Update: A spokesperson for the BBC confirmed that M.I.A.’s set was streamed live on the BBC website and highlights were shown on BBC Two and on the BBC Red Button. The spokesperson says that “nobody from the BBC had a conversation of that nature” with M.I.A..
M.I.A. told the crowd at her headline slot at the West Holts Stage that the BBC had “banned” her from their coverage due to a political message on her band and dancers’ T-shirts.
The many people on stage were dressed in white T-shirts with the slogan ‘Stop Tamil deportation’ written on them.
“This is a political announcement,” she announced after the second track of the set. “The BBC have banned M.I.A at Glastonbury. It’s because of these T-shirts that say Stop Tamil Deportation. But we don’t give a fuck and you know why? We are going to do the best fucking show tonight and it ain’t gonna be on TV. I’m here, you’re here and that’s all we fucking care about. Hashtag freedom morherfucker.”

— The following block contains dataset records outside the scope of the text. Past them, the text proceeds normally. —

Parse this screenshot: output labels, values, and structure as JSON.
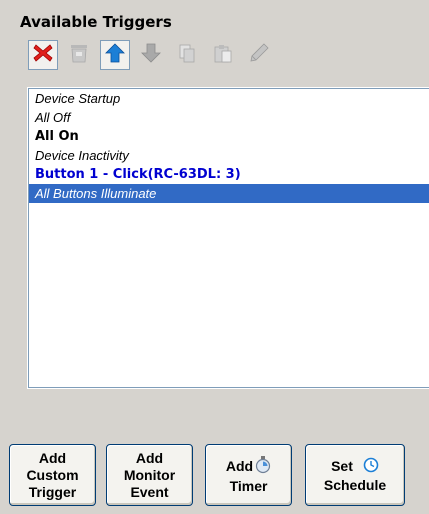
{
  "panel": {
    "title": "Available Triggers"
  },
  "toolbar": {
    "buttons": [
      {
        "icon": "delete-icon",
        "state": "enabled"
      },
      {
        "icon": "trash-icon",
        "state": "disabled"
      },
      {
        "icon": "arrow-up-icon",
        "state": "enabled"
      },
      {
        "icon": "arrow-down-icon",
        "state": "disabled"
      },
      {
        "icon": "copy-icon",
        "state": "disabled"
      },
      {
        "icon": "paste-icon",
        "state": "disabled"
      },
      {
        "icon": "pencil-icon",
        "state": "disabled"
      }
    ]
  },
  "triggers": [
    {
      "label": "Device Startup"
    },
    {
      "label": "All Off"
    },
    {
      "label": "All On"
    },
    {
      "label": "Device Inactivity"
    },
    {
      "label": "Button 1 - Click(RC-63DL: 3)"
    },
    {
      "label": "All Buttons Illuminate",
      "selected": true
    }
  ],
  "buttons": {
    "add_custom_trigger": [
      "Add",
      "Custom",
      "Trigger"
    ],
    "add_monitor_event": [
      "Add",
      "Monitor",
      "Event"
    ],
    "add_timer": [
      "Add",
      "Timer"
    ],
    "set_schedule": [
      "Set",
      "Schedule"
    ]
  },
  "colors": {
    "selection": "#316ac5",
    "link_blue": "#0000d0",
    "delete_red": "#e0201b",
    "up_blue": "#1c7fd6"
  }
}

Despite this, it appears that the set was streamed by the broadcaster. BBC DJ Stuart Maconie tweeted: “Don’t know where M.I.A gets her info from but we fully intend to broadcast some of her set. And we’re streaming it.”

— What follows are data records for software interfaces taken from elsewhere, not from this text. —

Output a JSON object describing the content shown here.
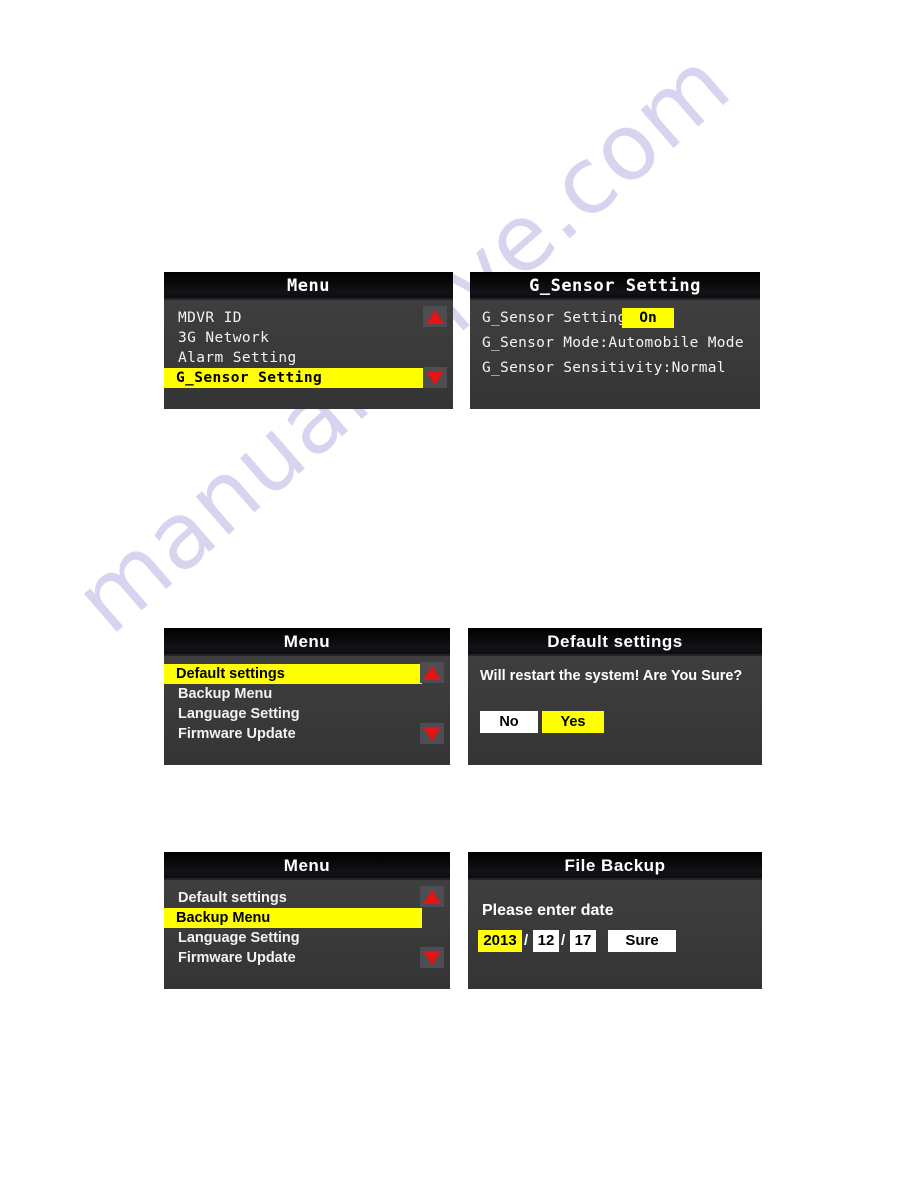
{
  "page": {
    "background_color": "#ffffff",
    "watermark_text": "manualshive.com",
    "watermark_color": "#4a42b8"
  },
  "colors": {
    "screen_background": "#3a3a3a",
    "title_background": "#0a0a0c",
    "highlight_yellow": "#ffff00",
    "arrow_red": "#e71212",
    "text_white": "#f2f2f2"
  },
  "screens": [
    {
      "id": "menu-gsensor",
      "title": "Menu",
      "type": "menu",
      "items": [
        {
          "label": "MDVR ID",
          "selected": false
        },
        {
          "label": "3G Network",
          "selected": false
        },
        {
          "label": "Alarm Setting",
          "selected": false
        },
        {
          "label": "G_Sensor Setting",
          "selected": true
        }
      ],
      "scroll_up_icon": "triangle-up-icon",
      "scroll_down_icon": "triangle-down-icon"
    },
    {
      "id": "gsensor-setting",
      "title": "G_Sensor Setting",
      "type": "settings",
      "rows": [
        {
          "label": "G_Sensor Setting",
          "value": "On",
          "highlighted": true
        },
        {
          "label": "G_Sensor Mode:Automobile Mode",
          "value": "",
          "highlighted": false
        },
        {
          "label": "G_Sensor Sensitivity:Normal",
          "value": "",
          "highlighted": false
        }
      ]
    },
    {
      "id": "menu-default",
      "title": "Menu",
      "type": "menu",
      "items": [
        {
          "label": "Default settings",
          "selected": true
        },
        {
          "label": "Backup Menu",
          "selected": false
        },
        {
          "label": "Language Setting",
          "selected": false
        },
        {
          "label": "Firmware Update",
          "selected": false
        }
      ],
      "scroll_up_icon": "triangle-up-icon",
      "scroll_down_icon": "triangle-down-icon"
    },
    {
      "id": "default-settings-dialog",
      "title": "Default settings",
      "type": "dialog",
      "message": "Will restart the system! Are You Sure?",
      "buttons": [
        {
          "label": "No",
          "style": "white"
        },
        {
          "label": "Yes",
          "style": "yellow"
        }
      ]
    },
    {
      "id": "menu-backup",
      "title": "Menu",
      "type": "menu",
      "items": [
        {
          "label": "Default settings",
          "selected": false
        },
        {
          "label": "Backup Menu",
          "selected": true
        },
        {
          "label": "Language Setting",
          "selected": false
        },
        {
          "label": "Firmware Update",
          "selected": false
        }
      ],
      "scroll_up_icon": "triangle-up-icon",
      "scroll_down_icon": "triangle-down-icon"
    },
    {
      "id": "file-backup",
      "title": "File Backup",
      "type": "backup",
      "prompt": "Please enter date",
      "date": {
        "year": "2013",
        "month": "12",
        "day": "17",
        "separator": "/",
        "focused_field": "year"
      },
      "confirm_label": "Sure"
    }
  ]
}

The BBC have not yet responded to a request for a comment.
Don’t know where M.I.A gets her info from but we fully intend to broadcast some of her set. And we’re streaming it.
— Stuart Maconie (@StuartMaconie) June 27, 2014
M.I.A arrived on stage for her headline slot in the West Holts stage just before 10.30, accompanied by a the T-shirt-clad performers brandishing glowsticks, which were thrown into the crowd and lit up in colours mid-way through opening track ‘Bucky Gun’. Her set comprised of a mix of material from her four albums and was peppered with instrumental breakdowns and samples, including Kanye West’s ‘Jesus Walks’, and also included hits including ‘Born Free’, from her third album ‘Maya’, followed by ‘Galang’, which saw her leap down from the barriers into the crowd.